The 1887 Buchner Gold Coin set is a unique issue. The set includes 143 baseball cards and has been famous for being a set that includes generic images of players. That assumption, however, isn’t really correct.
Introduction to the 1887 Buchner Gold Coin Set
If you’re unfamiliar with it, the 1887 Buchner Gold Coin set features some of baseball’s earliest players. While trade cards featuring non-specific players were all the rage in the 1880s, the Buchner Gold Coin set was one of the first to picture actual professional players. Jefferson Burdick classified it as N284 in the American Card Catalog.
While the baseball cards are the real prize here, the set actually includes other subjects as well, including jockeys, policemen, and actors. The baseball cards are the most desirable, obviously, but the others are collected, too.
The set is often cited for using generic images of players. The biggest reason for that is because many of the cards duplicated the poses. But does that mean the pictures weren’t meant to feature different players?
Real Pictures of Real Players
At first glance, it seems like the set features generic players. Many of the pictures look exactly the same and run together. Many were interchangeable, it seemed, and that fed into the idea that these weren’t real player-specific cards despite the fact that they used players’ real names, teams, and uniforms. However, I don’t believe this should be considered a ‘generic’ set by any means for a few reasons.
1. Many poses didn’t vary … but the pictures did
The biggest reason this is called a set with generic images is because many poses were recycled for different players. But the cards weren’t identical, or even close to it.
First, player faces changed. You can tell the creators of this set tried to make the cards as specific as possible because the visages weren’t all the same, even for the cards with the same pose. Players with mustaches had them on the cards while players without them in real life did not.
The set even took things a step further. Even players that had mustaches had cards with variances in the mustaches, as seen here in two cards for Sid Farrar and Roger Connor.
To further differentiate players, each picture featured the player in his proper team uniform. These weren’t simply one-size-fits-all uniforms, either. Not only is the player’s actual team printed on it, but the uniforms vary from player to player, even in cards utilizing the same pose as shown here. Further, it’s not as if the backgrounds were the same, either.
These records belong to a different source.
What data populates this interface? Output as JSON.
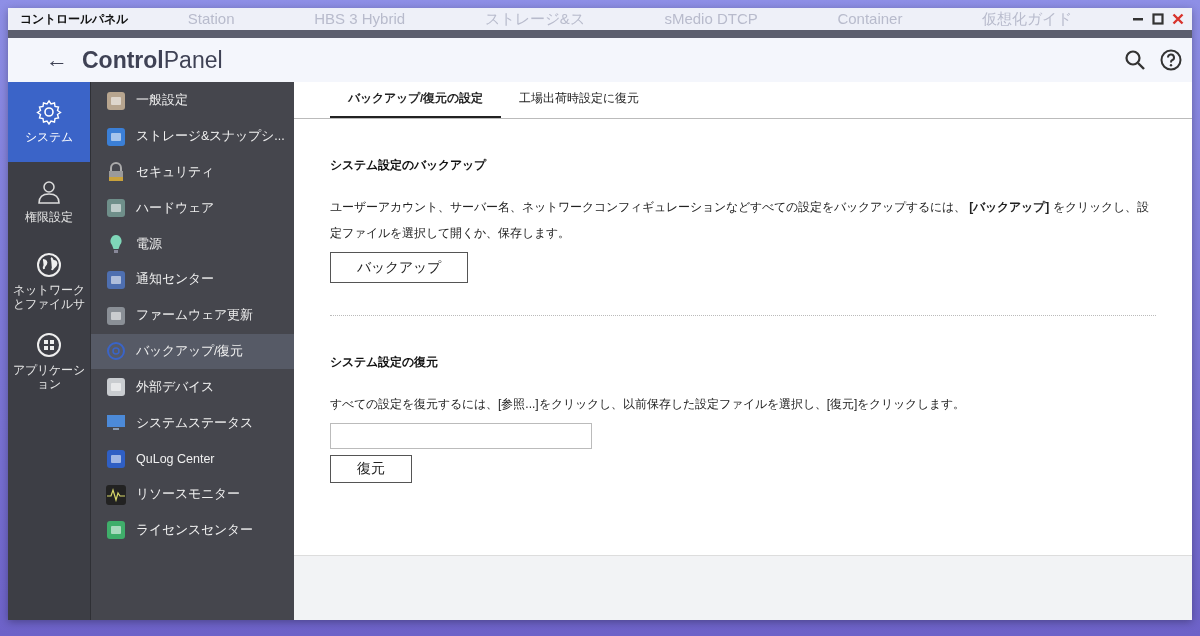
{
  "window": {
    "title": "コントロールパネル"
  },
  "background_apps": [
    "Station",
    "HBS 3 Hybrid",
    "ストレージ&ス",
    "sMedio DTCP",
    "Container",
    "仮想化ガイド"
  ],
  "header": {
    "back": "←",
    "title_bold": "Control",
    "title_rest": "Panel"
  },
  "nav": [
    {
      "label": "システム",
      "selected": true
    },
    {
      "label": "権限設定",
      "selected": false
    },
    {
      "label": "ネットワークとファイルサ",
      "selected": false
    },
    {
      "label": "アプリケーション",
      "selected": false
    }
  ],
  "submenu": [
    {
      "label": "一般設定",
      "selected": false
    },
    {
      "label": "ストレージ&スナップシ...",
      "selected": false
    },
    {
      "label": "セキュリティ",
      "selected": false
    },
    {
      "label": "ハードウェア",
      "selected": false
    },
    {
      "label": "電源",
      "selected": false
    },
    {
      "label": "通知センター",
      "selected": false
    },
    {
      "label": "ファームウェア更新",
      "selected": false
    },
    {
      "label": "バックアップ/復元",
      "selected": true
    },
    {
      "label": "外部デバイス",
      "selected": false
    },
    {
      "label": "システムステータス",
      "selected": false
    },
    {
      "label": "QuLog Center",
      "selected": false
    },
    {
      "label": "リソースモニター",
      "selected": false
    },
    {
      "label": "ライセンスセンター",
      "selected": false
    }
  ],
  "tabs": [
    {
      "label": "バックアップ/復元の設定",
      "selected": true
    },
    {
      "label": "工場出荷時設定に復元",
      "selected": false
    }
  ],
  "backup": {
    "heading": "システム設定のバックアップ",
    "text": "ユーザーアカウント、サーバー名、ネットワークコンフィギュレーションなどすべての設定をバックアップするには、 **[バックアップ]** をクリックし、設定ファイルを選択して開くか、保存します。",
    "button": "バックアップ"
  },
  "restore": {
    "heading": "システム設定の復元",
    "text": "すべての設定を復元するには、[参照...]をクリックし、以前保存した設定ファイルを選択し、[復元]をクリックします。",
    "button": "復元"
  }
}
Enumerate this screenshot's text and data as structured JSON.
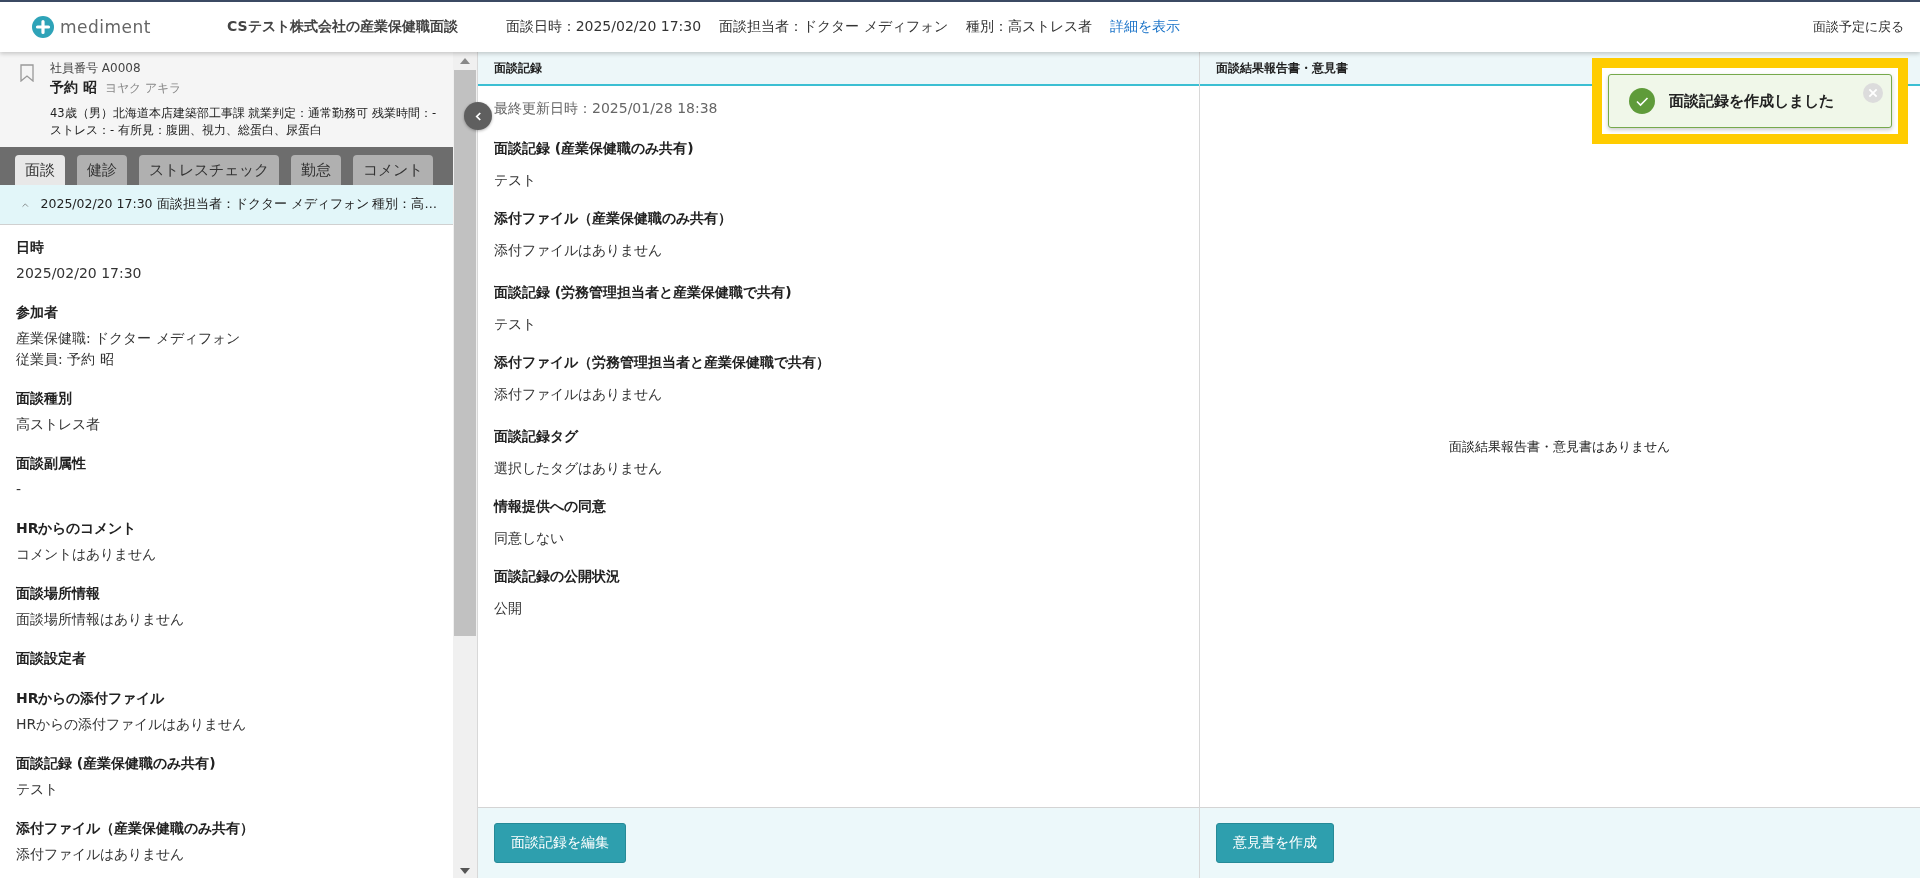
{
  "header": {
    "logo": "mediment",
    "title": "CSテスト株式会社の産業保健職面談",
    "info": [
      "面談日時：2025/02/20 17:30",
      "面談担当者：ドクター メディフォン",
      "種別：高ストレス者"
    ],
    "details_link": "詳細を表示",
    "back_link": "面談予定に戻る"
  },
  "employee": {
    "bookmarked": false,
    "number": "社員番号 A0008",
    "name": "予約 昭",
    "kana": "ヨヤク アキラ",
    "summary": "43歳（男）北海道本店建築部工事課  就業判定：通常勤務可  残業時間：-  ストレス：-  有所見：腹囲、視力、総蛋白、尿蛋白"
  },
  "tabs": [
    {
      "label": "面談",
      "selected": true
    },
    {
      "label": "健診",
      "selected": false
    },
    {
      "label": "ストレスチェック",
      "selected": false
    },
    {
      "label": "勤怠",
      "selected": false
    },
    {
      "label": "コメント",
      "selected": false
    }
  ],
  "accordion": {
    "expanded": true,
    "summary": "2025/02/20 17:30  面談担当者：ドクター メディフォン  種別：高…"
  },
  "fields": [
    {
      "label": "日時",
      "lines": [
        "2025/02/20 17:30"
      ]
    },
    {
      "label": "参加者",
      "lines": [
        "産業保健職: ドクター メディフォン",
        "従業員: 予約 昭"
      ]
    },
    {
      "label": "面談種別",
      "lines": [
        "高ストレス者"
      ]
    },
    {
      "label": "面談副属性",
      "lines": [
        "-"
      ]
    },
    {
      "label": "HRからのコメント",
      "lines": [
        "コメントはありません"
      ]
    },
    {
      "label": "面談場所情報",
      "lines": [
        "面談場所情報はありません"
      ]
    },
    {
      "label": "面談設定者"
    },
    {
      "label": "HRからの添付ファイル",
      "lines": [
        "HRからの添付ファイルはありません"
      ]
    },
    {
      "label": "面談記録 (産業保健職のみ共有)",
      "lines": [
        "テスト"
      ]
    },
    {
      "label": "添付ファイル（産業保健職のみ共有）",
      "lines": [
        "添付ファイルはありません"
      ]
    }
  ],
  "record": {
    "heading": "面談記録",
    "updated": "最終更新日時：2025/01/28 18:38",
    "groups": [
      [
        {
          "label": "面談記録 (産業保健職のみ共有)",
          "value": "テスト"
        },
        {
          "label": "添付ファイル（産業保健職のみ共有）",
          "value": "添付ファイルはありません"
        }
      ],
      [
        {
          "label": "面談記録 (労務管理担当者と産業保健職で共有)",
          "value": "テスト"
        },
        {
          "label": "添付ファイル（労務管理担当者と産業保健職で共有）",
          "value": "添付ファイルはありません"
        }
      ],
      [
        {
          "label": "面談記録タグ",
          "value": "選択したタグはありません"
        },
        {
          "label": "情報提供への同意",
          "value": "同意しない"
        },
        {
          "label": "面談記録の公開状況",
          "value": "公開"
        }
      ]
    ],
    "button": "面談記録を編集"
  },
  "report": {
    "heading": "面談結果報告書・意見書",
    "empty": "面談結果報告書・意見書はありません",
    "button": "意見書を作成"
  },
  "toast": {
    "message": "面談記録を作成しました"
  }
}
The poses were the same. There’s no doubt about that. But while the company saved some money by using the same poses over and over, they also did everything else they could to differentiate the cards to make them player-specific.
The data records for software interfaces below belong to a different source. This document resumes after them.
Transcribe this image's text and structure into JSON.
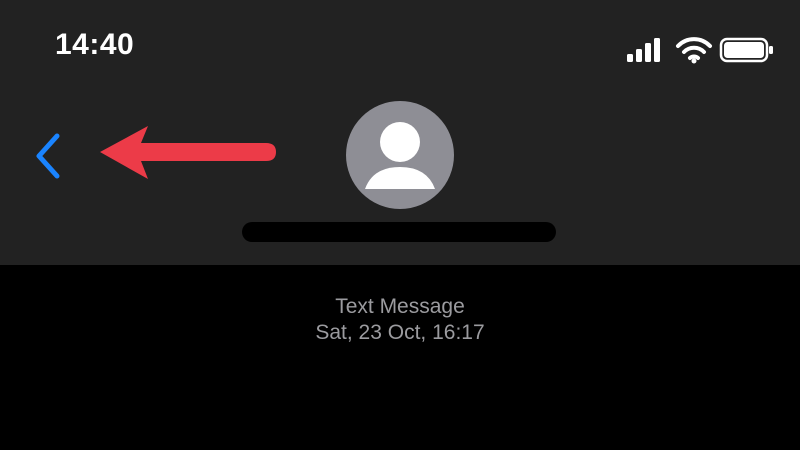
{
  "status_bar": {
    "time": "14:40",
    "icons": [
      "cellular-signal-icon",
      "wifi-icon",
      "battery-icon"
    ]
  },
  "navigation": {
    "back_icon": "chevron-left-icon",
    "annotation": "red-arrow-pointing-left"
  },
  "contact": {
    "avatar_icon": "person-silhouette-icon"
  },
  "conversation": {
    "service_label": "Text Message",
    "timestamp": "Sat, 23 Oct, 16:17"
  },
  "colors": {
    "header_background": "#222222",
    "page_background": "#000000",
    "accent_blue": "#1a84ff",
    "annotation_red": "#ec3b48",
    "avatar_gray": "#8e8e95",
    "muted_text": "#9b9b9f"
  }
}
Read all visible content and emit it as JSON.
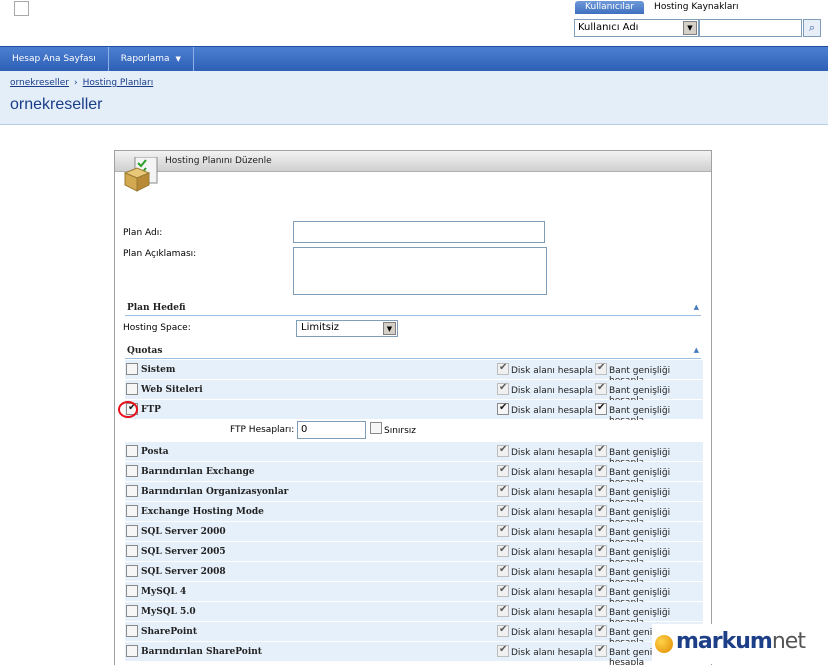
{
  "top": {
    "tabs": [
      {
        "label": "Kullanıcılar",
        "active": true
      },
      {
        "label": "Hosting Kaynakları",
        "active": false
      }
    ],
    "search": {
      "select_value": "Kullanıcı Adı",
      "input_value": ""
    }
  },
  "nav": {
    "items": [
      {
        "label": "Hesap Ana Sayfası"
      },
      {
        "label": "Raporlama"
      }
    ]
  },
  "header": {
    "breadcrumb": [
      "ornekreseller",
      "Hosting Planları"
    ],
    "title": "ornekreseller"
  },
  "panel": {
    "title": "Hosting Planını Düzenle",
    "plan_name_label": "Plan Adı:",
    "plan_desc_label": "Plan Açıklaması:",
    "plan_target_section": "Plan Hedefi",
    "hosting_space_label": "Hosting Space:",
    "hosting_space_value": "Limitsiz",
    "quotas_section": "Quotas",
    "disk_label": "Disk alanı hesapla",
    "bandwidth_label": "Bant genişliği hesapla",
    "quotas": [
      {
        "label": "Sistem",
        "checked": false,
        "disk": true,
        "bw": true,
        "active": false
      },
      {
        "label": "Web Siteleri",
        "checked": false,
        "disk": true,
        "bw": true,
        "active": false
      },
      {
        "label": "FTP",
        "checked": true,
        "disk": true,
        "bw": true,
        "active": true
      },
      {
        "label": "Posta",
        "checked": false,
        "disk": true,
        "bw": true,
        "active": false
      },
      {
        "label": "Barındırılan Exchange",
        "checked": false,
        "disk": true,
        "bw": true,
        "active": false
      },
      {
        "label": "Barındırılan Organizasyonlar",
        "checked": false,
        "disk": true,
        "bw": true,
        "active": false
      },
      {
        "label": "Exchange Hosting Mode",
        "checked": false,
        "disk": true,
        "bw": true,
        "active": false
      },
      {
        "label": "SQL Server 2000",
        "checked": false,
        "disk": true,
        "bw": true,
        "active": false
      },
      {
        "label": "SQL Server 2005",
        "checked": false,
        "disk": true,
        "bw": true,
        "active": false
      },
      {
        "label": "SQL Server 2008",
        "checked": false,
        "disk": true,
        "bw": true,
        "active": false
      },
      {
        "label": "MySQL 4",
        "checked": false,
        "disk": true,
        "bw": true,
        "active": false
      },
      {
        "label": "MySQL 5.0",
        "checked": false,
        "disk": true,
        "bw": true,
        "active": false
      },
      {
        "label": "SharePoint",
        "checked": false,
        "disk": true,
        "bw": true,
        "active": false
      },
      {
        "label": "Barındırılan SharePoint",
        "checked": false,
        "disk": true,
        "bw": true,
        "active": false
      }
    ],
    "ftp_sub": {
      "label": "FTP Hesapları:",
      "value": "0",
      "unlimited_label": "Sınırsız"
    }
  },
  "watermark": {
    "brand": "markum",
    "suffix": "net"
  }
}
2. Many poses were unique
Because many of the images were repeated, one thing that gets lost in the shuffle is the fact that many images are actually unique and used only one time. Recently, I wrote about probably my favorite card in the set, the horizontal image of George Wood. But there are several more images that were not reused, either.
The most unique card actually might belong to St. Louis Browns president Chris von der Ahe. His card is the only portrait in the set and features him in a suit against a plain background.
Those aren’t all, though. In fact, dozens of cards in the set have different pictures that are not used among other players. The set gets a bad rap for being a generic issue since some of the pictures are repeated. But to call it a generic set and leave it at that is an overgeneralization.
It seems like the set is punished for not having the detail of other sets but that’s not really fair. After all, why should we consider cards with poses not duplicated to be generic in any way? If we are, we might as well call the von der Ahe card generic as well – and it clearly isn’t.
3. Jefferson Burdick didn’t appear to think the set featured generic players
I might not be the only person to share this opinion. Jefferson Burdick, author of the American Card Catalog, didn’t indicate that these cards were generic in terms of the images. At least he didn’t say as much.
That might not seem like anything but consider his description of the E91 American Caramel set. Burdick not only mentioned that the release included 33 different images for 99 players, but he also called it a ‘faked design.’ No such characterization exists in his book for this set. Burdick didn’t give this set the same generic tag as he did that one and that’s probably with good reason.
Those cards didn’t have nearly the same kind of variances as found in this set.
In the end, while it’s understandable where the generic tag came from, it’s not really accurate once you take a closer look at the set. Grouping this together with sets such as the E91 American Caramel set isn’t accurate, even if a few of the poses are the same.